Tooled up for autumn
As we begin to rake leaves, trim shrubs and shape trees in the garden in autumn, Hannah Stephenson looks at essential tools to help you get the job done quickly
So, are you ready for the great garden tidy-up, when you empty pots of worn-out summer bedding, prepare your lawn for winter, trim hedges and rake leaves? There are a range of tools which will help you make light work of the most arduous jobs. INVEST IN PRUNING TOOLS Some pruning (below) can be done in the autumn to get rid of dead wood and help shape shrubs and trees for the following year. Secateurs are essential and there are two types, anvil and bypass. The anvil works on the principle of a sharp blade cutting down on to an anvil, but the cutting blade needs to be kept really sharp for it to be effective. In bypass secateurs a sharp curved blade bypasses a curved cutting plate, severing a branch without much effort.
You shouldn’t try to cut a branch with a diameter thicker than 1cm (0.5in) with secateurs. Any thicker and you should opt for a pruning saw such as the Silky, a Japanese blade with teeth with three razor-edged facets which cut smooth and don’t leave loose edges.
There are pocket types available, in which the blade folds into the handle until you need to use it, and these are handy for carrying around routinely.
If you are hard-pruning overgrown shrubs, loppers are invaluable. Some come with extendable arms for those branches which are just out of reach, and are ideal for cutting out old congested wood from inside thorny shrubs such as berberis and roses, but they are also good for reducing the size of large branches you have already cut off with the saw, to make them more manageable to take to your local recycling centre. LONG-REACH PRUNING Pole pruners are also useful when it comes to shrubs that are too tall to reach and the ground is too uneven to safely place a ladder. These are basically secateurs attached to an extendable pole, operated by a trigger at the gardener’s end of the pole. You may not be able to cut as accurately as you’d like, but it won’t matter if the trees or shrubs are vigorous. RAKE IT UP If you have plenty of trees, you’re going to need a decent lawn rake to gather up the leaves which have amassed on your lawn or in your flowerbeds. If not dealt with, leaves can harbour pests and diseases over winter and could leave you with a shed load of problems next year. Use either a wide, fan-shaped springy metal rake for the job or a similar plastic version. The important thing is that the rake achieves a good span of the area and preferably has forks which curve inwards at the end, to allow a maximum sweep. Make sure your rake has a strong, long handle. If you want to scarify your lawn, a springtine rake is ideal as it will remove moss and thatch as you rake, allowing new shoots through in spring. You may also want to make use of a garden fork to make holes in the lawn to aerate it and reduce compaction, and fill the holes with sharp sand to aid drainage.
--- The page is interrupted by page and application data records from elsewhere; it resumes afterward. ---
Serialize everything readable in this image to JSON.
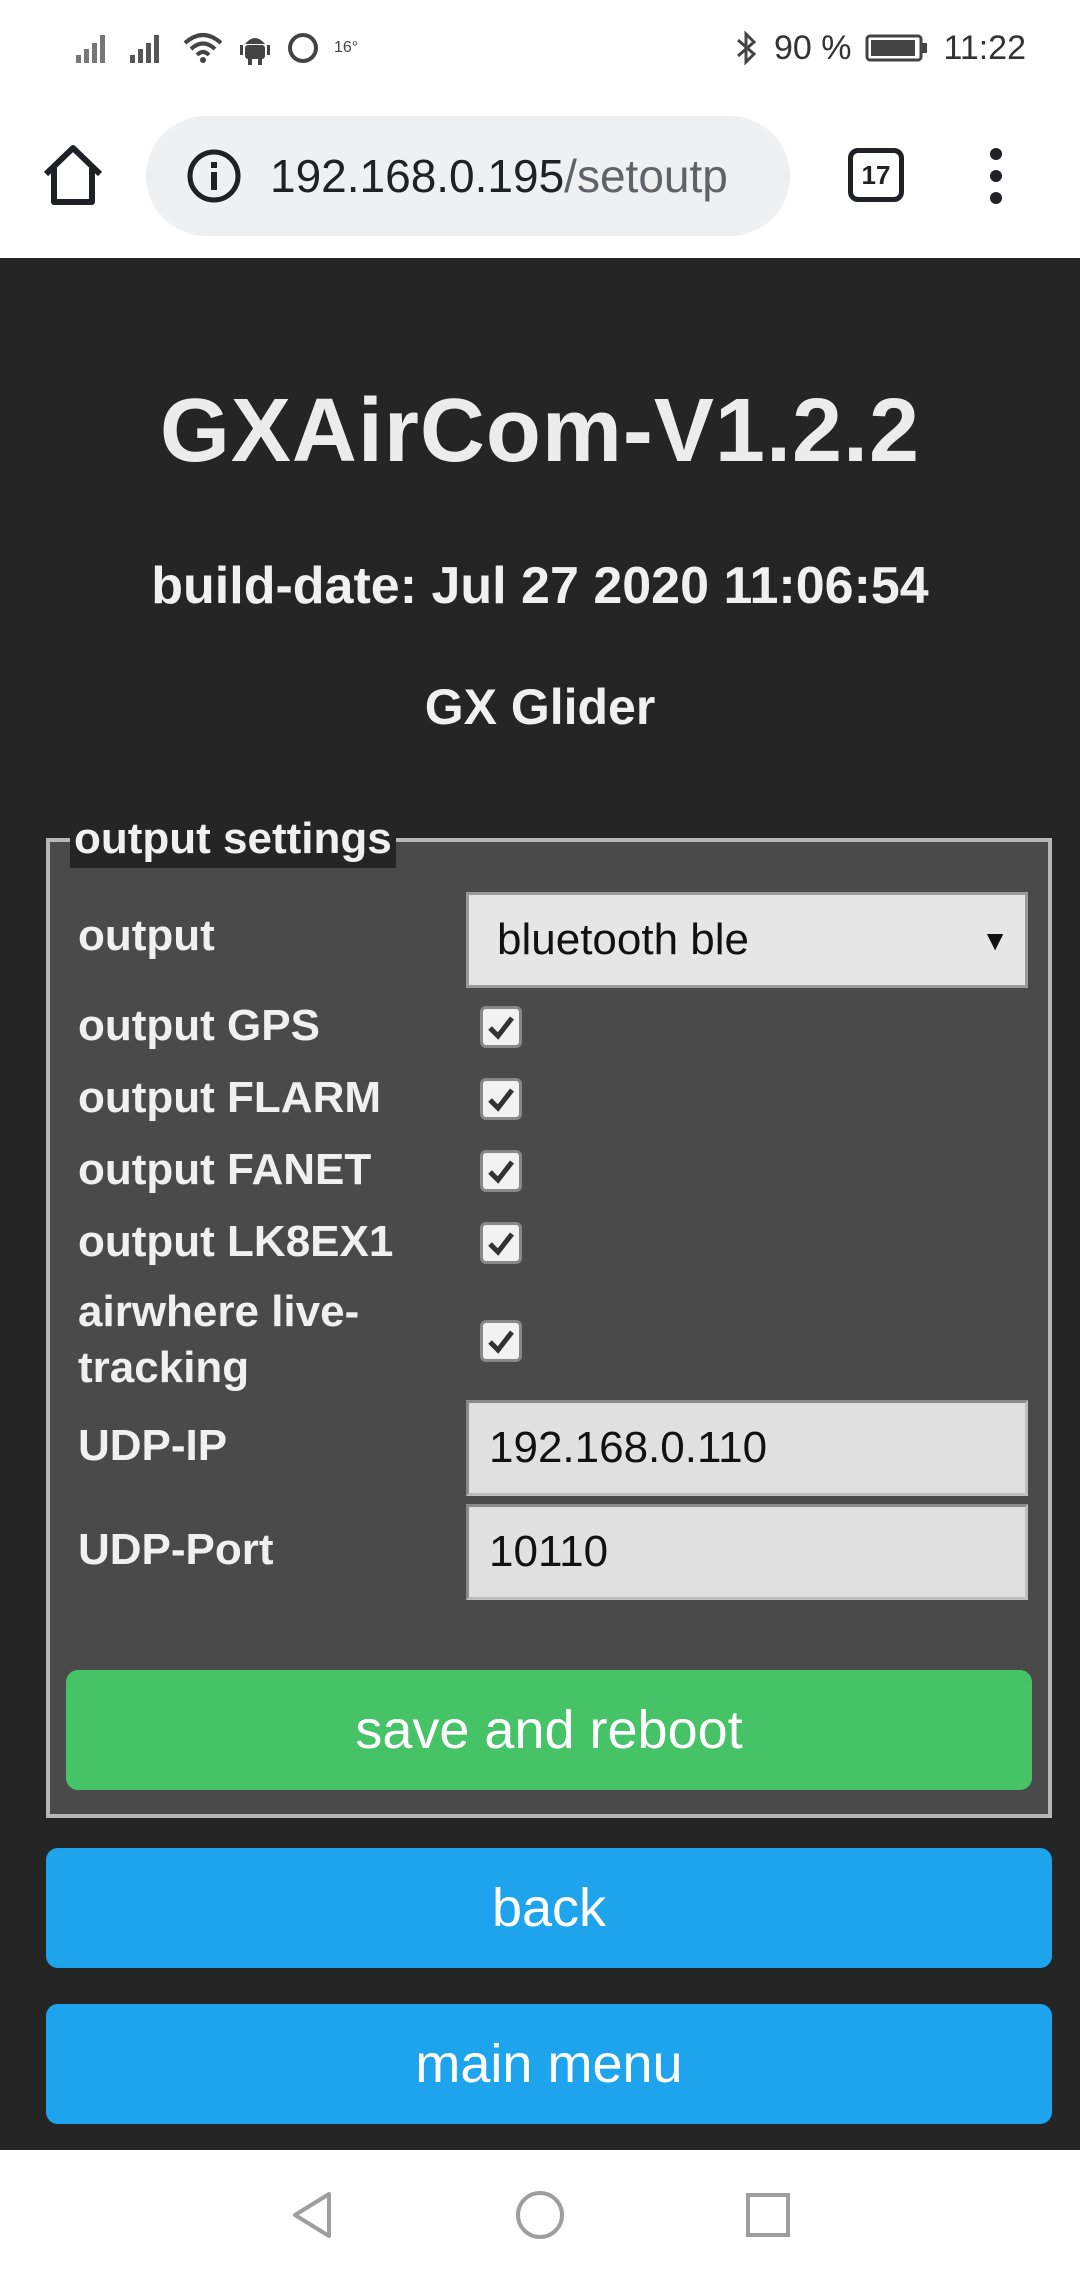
{
  "status_bar": {
    "battery_percent": "90 %",
    "time": "11:22",
    "icons": [
      "signal-icon",
      "signal-icon",
      "wifi-icon",
      "android-debug-icon",
      "circle-icon",
      "temperature-icon",
      "bluetooth-icon",
      "battery-icon"
    ],
    "temp_label": "16°"
  },
  "browser": {
    "url_host": "192.168.0.195",
    "url_path": "/setoutp",
    "tab_count": "17"
  },
  "page": {
    "title": "GXAirCom-V1.2.2",
    "build_date": "build-date: Jul 27 2020 11:06:54",
    "device_name": "GX Glider",
    "fieldset_legend": "output settings",
    "rows": {
      "output_label": "output",
      "output_value": "bluetooth ble",
      "gps_label": "output GPS",
      "flarm_label": "output FLARM",
      "fanet_label": "output FANET",
      "lk8ex1_label": "output LK8EX1",
      "airwhere_label_1": "airwhere live-",
      "airwhere_label_2": "tracking",
      "udp_ip_label": "UDP-IP",
      "udp_ip_value": "192.168.0.110",
      "udp_port_label": "UDP-Port",
      "udp_port_value": "10110"
    },
    "checkboxes": {
      "gps": true,
      "flarm": true,
      "fanet": true,
      "lk8ex1": true,
      "airwhere": true
    },
    "save_button": "save and reboot",
    "back_button": "back",
    "main_menu_button": "main menu"
  },
  "colors": {
    "page_bg": "#252525",
    "fieldset_bg": "#4a4a4a",
    "save_green": "#45c366",
    "nav_blue": "#1ea4ed"
  }
}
MOW AWAY PROBLEMS Lawnmowers can help reduce problems with leaves on the lawn. If you just raise the blades and mow the grass, the leaves should be chopped up and collected in the grass box, ready for composting. If your grass edges are out of control and invaded by weeds, the perfect tool for tackling rough areas is a brushcutter, a bladed tool which will tackle long grass, brambles, weeds and nettles. TRIM HEDGES Give your hedges a trim (left) before the winter months, but make sure you leave enough greenery for birds to nest in and be careful where you trim, in case you disturb any wildlife. Electric hedgetrimmers do the job if you have a power source handy and aren’t prone to cutting through cables, but there are equally good battery-powered hedgetrimmers on the market, which provide just as good a cut. Some recharge within half an hour. BLOW LEAVES AWAY If you have a larger area, use a leaf blower to direct leaves into a pile before bagging them up for the compost bin or to make leaf mould, which can be used as a mulch on beds and borders.
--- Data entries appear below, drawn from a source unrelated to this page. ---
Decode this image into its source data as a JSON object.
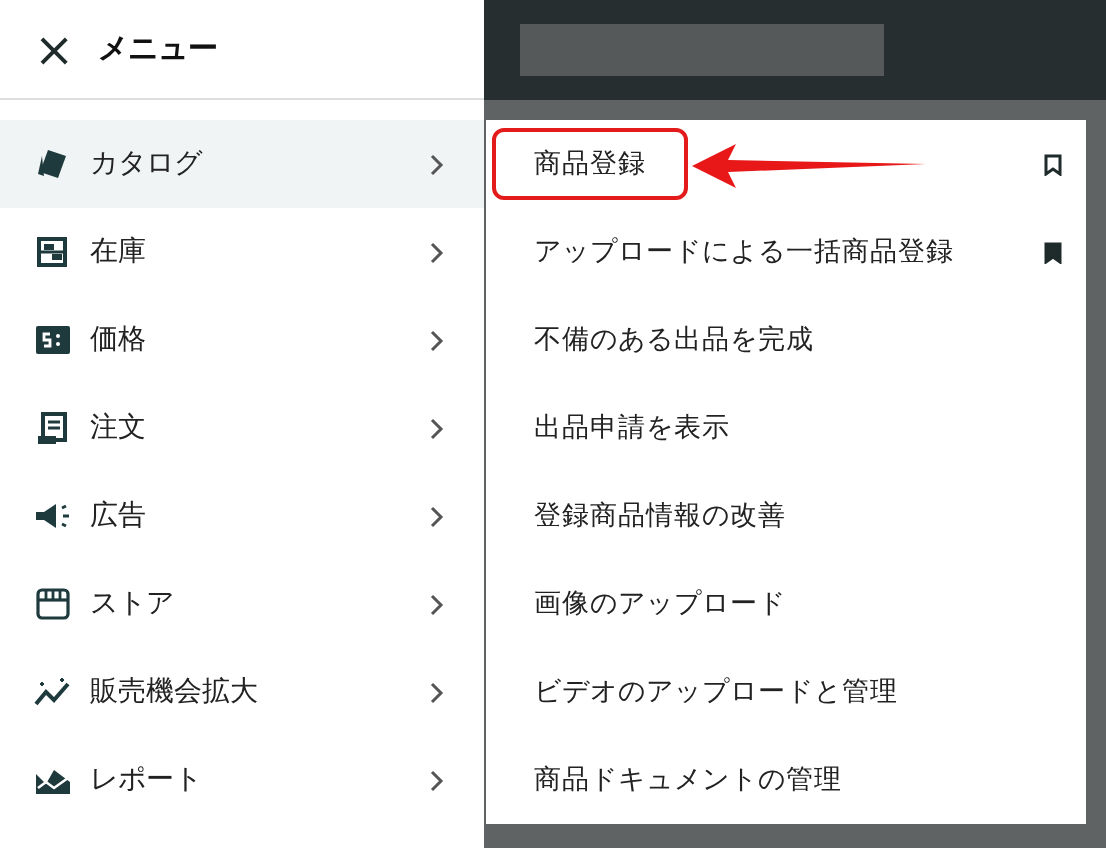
{
  "menu": {
    "close": "×",
    "title": "メニュー"
  },
  "items": [
    {
      "label": "カタログ",
      "selected": true
    },
    {
      "label": "在庫",
      "selected": false
    },
    {
      "label": "価格",
      "selected": false
    },
    {
      "label": "注文",
      "selected": false
    },
    {
      "label": "広告",
      "selected": false
    },
    {
      "label": "ストア",
      "selected": false
    },
    {
      "label": "販売機会拡大",
      "selected": false
    },
    {
      "label": "レポート",
      "selected": false
    }
  ],
  "submenu": [
    {
      "label": "商品登録",
      "highlighted": true,
      "pinned": false
    },
    {
      "label": "アップロードによる一括商品登録",
      "highlighted": false,
      "pinned": true
    },
    {
      "label": "不備のある出品を完成",
      "highlighted": false
    },
    {
      "label": "出品申請を表示",
      "highlighted": false
    },
    {
      "label": "登録商品情報の改善",
      "highlighted": false
    },
    {
      "label": "画像のアップロード",
      "highlighted": false
    },
    {
      "label": "ビデオのアップロードと管理",
      "highlighted": false
    },
    {
      "label": "商品ドキュメントの管理",
      "highlighted": false
    }
  ]
}
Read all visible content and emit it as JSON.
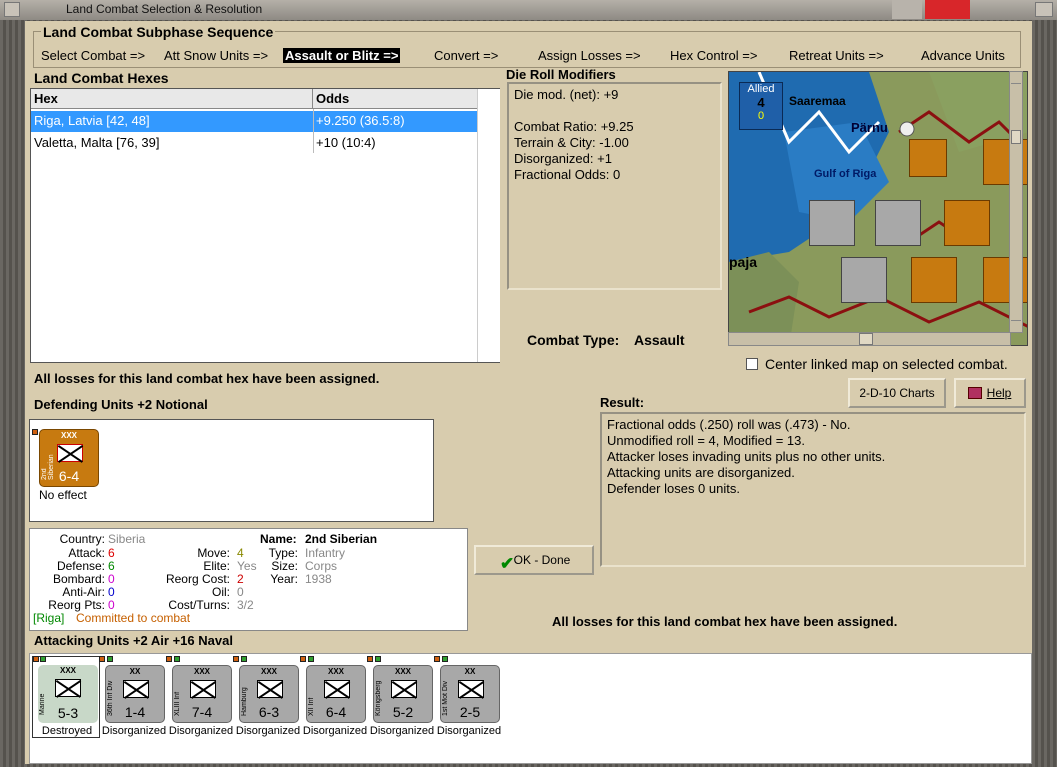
{
  "window": {
    "title": "Land Combat Selection & Resolution"
  },
  "subphase": {
    "title": "Land Combat Subphase Sequence",
    "steps": [
      "Select Combat =>",
      "Att Snow Units =>",
      "Assault or Blitz =>",
      "Convert =>",
      "Assign Losses =>",
      "Hex Control =>",
      "Retreat Units =>",
      "Advance Units"
    ]
  },
  "hexes": {
    "title": "Land Combat Hexes",
    "columns": [
      "Hex",
      "Odds"
    ],
    "rows": [
      {
        "hex": "Riga, Latvia [42, 48]",
        "odds": "+9.250 (36.5:8)"
      },
      {
        "hex": "Valetta, Malta [76, 39]",
        "odds": "+10 (10:4)"
      }
    ]
  },
  "die_mods": {
    "title": "Die Roll Modifiers",
    "net": "Die mod. (net): +9",
    "lines": [
      "Combat Ratio: +9.25",
      "Terrain & City: -1.00",
      "Disorganized: +1",
      "Fractional Odds: 0"
    ]
  },
  "map": {
    "allied_label": "Allied",
    "allied_num": "4",
    "allied_sub": "0",
    "labels": [
      "Saaremaa",
      "Pärnu",
      "Gulf of Riga",
      "paja"
    ]
  },
  "combat_type": {
    "label": "Combat Type:",
    "value": "Assault"
  },
  "center_linked": "Center linked map on selected combat.",
  "buttons": {
    "charts": "2-D-10 Charts",
    "help": "Help",
    "ok": "OK - Done"
  },
  "losses_msg": "All losses for this land combat hex have been assigned.",
  "defending": {
    "title": "Defending Units +2 Notional",
    "unit": {
      "name": "2nd Siberian",
      "size": "XXX",
      "value": "6-4",
      "status": "No effect"
    }
  },
  "result": {
    "title": "Result:",
    "lines": [
      "Fractional odds (.250) roll was (.473)  - No.",
      "Unmodified roll = 4, Modified = 13.",
      "Attacker loses invading units plus no other units.",
      "Attacking units are disorganized.",
      "Defender loses 0 units."
    ]
  },
  "unit_info": {
    "country_lbl": "Country:",
    "country": "Siberia",
    "attack_lbl": "Attack:",
    "attack": "6",
    "defense_lbl": "Defense:",
    "defense": "6",
    "bombard_lbl": "Bombard:",
    "bombard": "0",
    "antiair_lbl": "Anti-Air:",
    "antiair": "0",
    "reorgpts_lbl": "Reorg Pts:",
    "reorgpts": "0",
    "move_lbl": "Move:",
    "move": "4",
    "elite_lbl": "Elite:",
    "elite": "Yes",
    "reorgcost_lbl": "Reorg Cost:",
    "reorgcost": "2",
    "oil_lbl": "Oil:",
    "oil": "0",
    "costturns_lbl": "Cost/Turns:",
    "costturns": "3/2",
    "name_lbl": "Name:",
    "name": "2nd Siberian",
    "type_lbl": "Type:",
    "type": "Infantry",
    "size_lbl": "Size:",
    "size": "Corps",
    "year_lbl": "Year:",
    "year": "1938",
    "loc": "[Riga]",
    "committed": "Committed to combat"
  },
  "attacking": {
    "title": "Attacking Units +2 Air +16 Naval",
    "units": [
      {
        "side": "Marine",
        "size": "XXX",
        "value": "5-3",
        "status": "Destroyed"
      },
      {
        "side": "36th Inf Div",
        "size": "XX",
        "value": "1-4",
        "status": "Disorganized"
      },
      {
        "side": "XLIII Inf",
        "size": "XXX",
        "value": "7-4",
        "status": "Disorganized"
      },
      {
        "side": "Hamburg",
        "size": "XXX",
        "value": "6-3",
        "status": "Disorganized"
      },
      {
        "side": "XII Inf",
        "size": "XXX",
        "value": "6-4",
        "status": "Disorganized"
      },
      {
        "side": "Königsberg",
        "size": "XXX",
        "value": "5-2",
        "status": "Disorganized"
      },
      {
        "side": "1st Mot Div",
        "size": "XX",
        "value": "2-5",
        "status": "Disorganized"
      }
    ]
  },
  "colors": {
    "accent": "#3399ff",
    "counter_grey": "#a8a8a8",
    "counter_orange": "#c77a10",
    "panel": "#d8ccae"
  }
}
Talking of mulching, if you have a lot of garden debris which you want to break down, such as thick twigs and logs, it might be worth investing in a shredder which will munch thicker clippings into an ideal mulch for your plants — but don’t put in seeding weeds, spiny prunings or diseased plants.
The disadvantage is that they are pretty noisy, so the investment may not go down well with the neighbours.
BLOWN AWAY: leaf blowers can make quick work of tidying up gardens